→ TASK DETAILS:
Throughout the material below, how many lines include the string "اطلاعات"? Reply with only the number.

_ _ _ _ _ _ _

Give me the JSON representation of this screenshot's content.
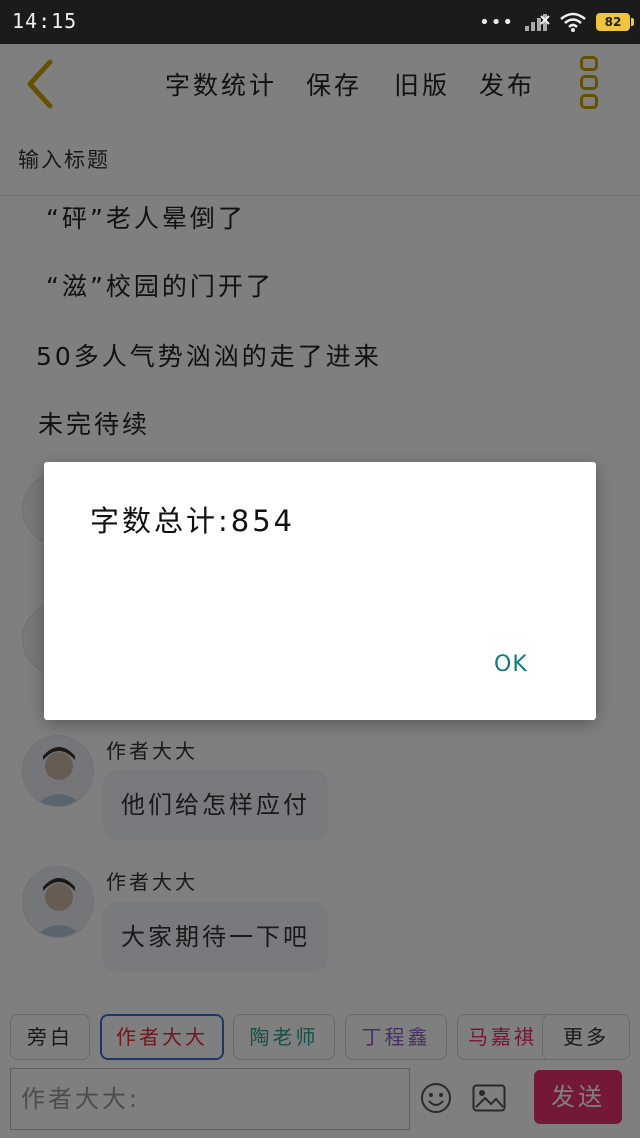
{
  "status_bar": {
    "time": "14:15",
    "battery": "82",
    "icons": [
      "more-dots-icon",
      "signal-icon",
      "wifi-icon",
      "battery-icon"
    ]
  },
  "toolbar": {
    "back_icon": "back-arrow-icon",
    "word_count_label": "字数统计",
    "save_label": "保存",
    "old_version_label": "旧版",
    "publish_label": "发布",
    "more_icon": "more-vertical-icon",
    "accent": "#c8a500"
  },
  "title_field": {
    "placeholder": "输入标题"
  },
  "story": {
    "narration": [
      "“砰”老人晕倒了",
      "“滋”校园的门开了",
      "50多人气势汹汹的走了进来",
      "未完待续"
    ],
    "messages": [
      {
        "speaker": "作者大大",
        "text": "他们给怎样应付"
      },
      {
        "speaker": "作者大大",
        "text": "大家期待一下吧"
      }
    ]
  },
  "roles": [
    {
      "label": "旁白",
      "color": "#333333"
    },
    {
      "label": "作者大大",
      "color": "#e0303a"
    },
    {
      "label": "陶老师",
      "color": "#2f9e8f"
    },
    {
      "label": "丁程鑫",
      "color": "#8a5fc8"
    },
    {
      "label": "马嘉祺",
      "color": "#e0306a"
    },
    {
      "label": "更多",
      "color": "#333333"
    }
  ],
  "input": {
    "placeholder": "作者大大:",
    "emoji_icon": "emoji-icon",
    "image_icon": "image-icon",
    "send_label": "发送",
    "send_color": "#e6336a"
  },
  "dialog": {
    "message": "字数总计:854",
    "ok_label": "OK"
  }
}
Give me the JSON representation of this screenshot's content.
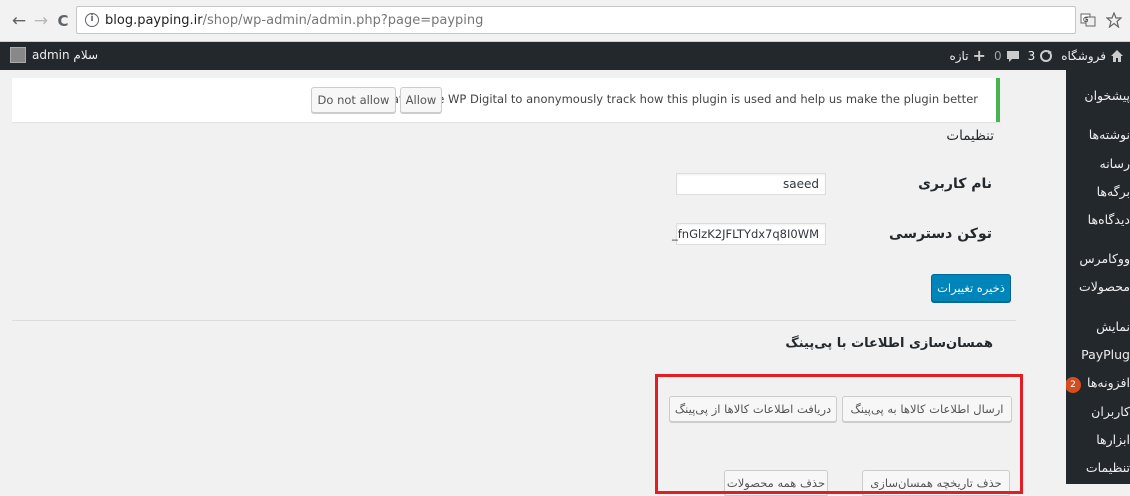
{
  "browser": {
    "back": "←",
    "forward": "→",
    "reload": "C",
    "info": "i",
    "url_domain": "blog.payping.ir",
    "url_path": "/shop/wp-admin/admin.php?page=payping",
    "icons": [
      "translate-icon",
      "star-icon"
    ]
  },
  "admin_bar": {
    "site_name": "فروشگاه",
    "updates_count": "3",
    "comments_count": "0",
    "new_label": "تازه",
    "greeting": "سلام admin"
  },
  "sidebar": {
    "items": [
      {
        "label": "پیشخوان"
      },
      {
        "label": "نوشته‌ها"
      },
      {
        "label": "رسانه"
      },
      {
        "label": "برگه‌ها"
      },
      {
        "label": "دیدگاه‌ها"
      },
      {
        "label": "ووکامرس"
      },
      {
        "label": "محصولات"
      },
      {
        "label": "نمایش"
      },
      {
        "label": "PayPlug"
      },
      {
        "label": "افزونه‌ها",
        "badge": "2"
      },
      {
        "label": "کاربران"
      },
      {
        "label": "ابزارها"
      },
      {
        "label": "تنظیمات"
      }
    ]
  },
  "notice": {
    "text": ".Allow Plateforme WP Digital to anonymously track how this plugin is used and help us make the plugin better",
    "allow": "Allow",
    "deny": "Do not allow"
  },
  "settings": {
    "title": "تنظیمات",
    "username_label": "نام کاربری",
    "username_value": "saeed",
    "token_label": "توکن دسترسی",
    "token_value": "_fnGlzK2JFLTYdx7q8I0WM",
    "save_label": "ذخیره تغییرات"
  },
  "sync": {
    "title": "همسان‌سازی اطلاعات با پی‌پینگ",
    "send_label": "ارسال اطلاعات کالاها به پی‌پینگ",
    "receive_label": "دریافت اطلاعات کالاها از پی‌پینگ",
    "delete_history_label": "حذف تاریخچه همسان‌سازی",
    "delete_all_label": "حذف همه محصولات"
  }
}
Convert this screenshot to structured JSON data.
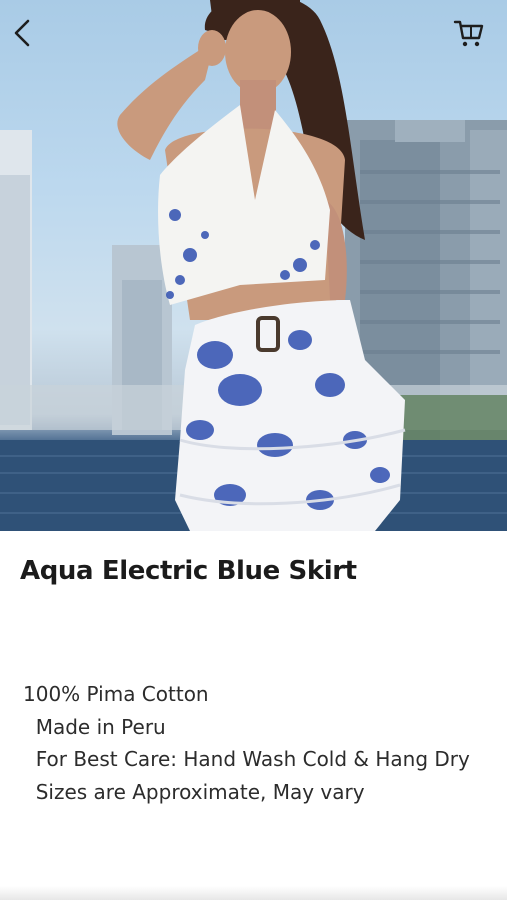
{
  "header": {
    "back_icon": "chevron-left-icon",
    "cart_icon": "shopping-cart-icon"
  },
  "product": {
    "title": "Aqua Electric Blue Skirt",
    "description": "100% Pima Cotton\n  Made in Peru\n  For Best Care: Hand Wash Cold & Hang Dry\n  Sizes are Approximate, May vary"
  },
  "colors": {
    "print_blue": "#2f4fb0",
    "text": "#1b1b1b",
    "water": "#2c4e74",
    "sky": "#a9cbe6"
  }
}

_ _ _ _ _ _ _

→ COMPLETED EXERCISE:
3